A small but important component of SQL syntax, sorting is a frequently overlooked aspect of Oracle tuning. Sorts that cannot fit into the sort_area_size will be paged out into the TEMP tablespaces for a disk sort. Disk sorts are thousands of times slower than RAM sorts. Increasing this parameter from its default value up to 5MB may improve performance.

Consider enabling automatic sizing of SQL work areas, starting with setting pga_aggregate_target appropriately.


A recommended starting value is around 50M. Monitor the hit ratio and then change accordingly.


Defines the memory used by java in Oracle, if you don't use Java set

JAVA_POOL_SIZE = 1000000. If you do use Java, a JAVA_POOL_SIZE = 33000000 is a starting recommendation.

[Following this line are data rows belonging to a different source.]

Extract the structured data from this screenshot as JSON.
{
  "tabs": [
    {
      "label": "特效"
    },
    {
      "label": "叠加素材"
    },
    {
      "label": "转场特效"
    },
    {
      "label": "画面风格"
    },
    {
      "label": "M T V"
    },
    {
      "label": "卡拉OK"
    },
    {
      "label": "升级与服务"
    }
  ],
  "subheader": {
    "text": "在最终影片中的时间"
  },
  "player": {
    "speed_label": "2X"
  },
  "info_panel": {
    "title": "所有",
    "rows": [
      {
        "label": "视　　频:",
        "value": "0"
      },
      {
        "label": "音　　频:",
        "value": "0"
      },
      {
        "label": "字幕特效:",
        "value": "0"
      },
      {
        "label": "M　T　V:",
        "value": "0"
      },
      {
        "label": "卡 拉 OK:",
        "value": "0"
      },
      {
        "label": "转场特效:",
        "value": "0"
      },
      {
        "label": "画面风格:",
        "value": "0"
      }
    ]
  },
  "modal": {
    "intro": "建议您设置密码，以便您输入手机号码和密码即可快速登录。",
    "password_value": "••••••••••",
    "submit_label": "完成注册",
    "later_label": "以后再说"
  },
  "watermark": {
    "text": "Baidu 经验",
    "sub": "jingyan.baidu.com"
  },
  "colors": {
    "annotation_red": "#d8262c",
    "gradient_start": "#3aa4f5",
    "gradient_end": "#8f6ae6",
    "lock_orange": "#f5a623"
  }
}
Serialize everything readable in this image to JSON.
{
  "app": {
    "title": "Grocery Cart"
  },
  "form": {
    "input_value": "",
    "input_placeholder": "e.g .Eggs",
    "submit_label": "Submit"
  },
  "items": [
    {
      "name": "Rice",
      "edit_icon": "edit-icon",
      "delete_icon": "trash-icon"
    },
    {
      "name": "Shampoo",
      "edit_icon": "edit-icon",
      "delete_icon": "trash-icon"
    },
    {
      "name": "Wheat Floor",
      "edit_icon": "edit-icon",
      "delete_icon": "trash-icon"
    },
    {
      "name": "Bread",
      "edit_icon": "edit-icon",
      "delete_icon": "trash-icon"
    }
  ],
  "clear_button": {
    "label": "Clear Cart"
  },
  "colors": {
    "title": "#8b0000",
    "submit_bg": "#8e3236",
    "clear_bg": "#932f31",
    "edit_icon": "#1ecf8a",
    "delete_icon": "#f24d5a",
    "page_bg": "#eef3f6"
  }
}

The large pool allocation heap is used in shared server systems for session memory, by parallel execution for message buffers, and by backup processes for disk I/O buffers. Oracle calculates a default LARGE_POOL_SIZE only if PARALLEL_AUTOMATIC_TUNING is set to TRUE and LARGE_POOL_SIZE is unset.

A starting value would be to set LARGE_POOL_SIZE = 10000000 and increase as necessary.


This parameter determines the number of database block buffers stored in memory.

Please research them and set them appropriately. v$db_cache_advice and other Oracle tools can be used to estimate proper values.


This parameter lets you specify the number of session cursors to cache.

After the first ?soft parse?, subsequent ?soft parse? calls will find the cursor in the cache and do not need to reopen the cursor. To get placed in the session cache the same statement has to be parsed 3 times within the same cursor. Oracle uses a least recently used algorithm to remove entries in the session cursor cache to make room for new entries when needed. Session cached cursors is a great help in reducing latching that takes place due to excessive soft parsing.

The suggested value to start testing with is SESSION_CACHED_CURSORS = 300


This parameter specifies the maximum number of open cursors (handles to private SQL areas) a session can have at once. It is important to set the value of OPEN_CURSORS high enough to prevent your application from running out of open cursors. Assuming that a session does not open the number of cursors specified by OPEN_CURSORS, there is no added overhead to setting this value higher than actually needed.

A suggested value is to start at OPEN_CURSORS=800 and increase if needed.


This parameter lets you use more space for cursors in order to save time. It affects both the shared SQL area and the client's private SQL area. The default is false. If CURSOR_SPACE_FOR_TIME is set to TRUE, the shared SQL areas remain pinned in the shared pool as long as an open cursor references them. This parameter should be used only if you have a sufficiently large shared pool to simultaneously hold all the processes' cursors.


Rebuild indexes periodically. Drop and recreate them if performance becomes unexpectedly bad. We have found in certain circumstances that recreating indexes returns better performance than index rebuild.

Ensure that statistics are up to date for best performance. Statistics need to be updated:

  • On a regular schedule, based on normal changes in a database
  • After inserting a significant amount of data
  • When distinct values in primary columns change
  • After creating indexes and tables

As a general rule, if you have never enabled statistics before, generate them first in a test database where performance can be verified before generating them in the production database.

Use DBMS_STATS, to generate statistics on the Harvest schema. Do not run this on the SYS schema.

DBMS_STATS has many options that must be carefully considered. Here is an example: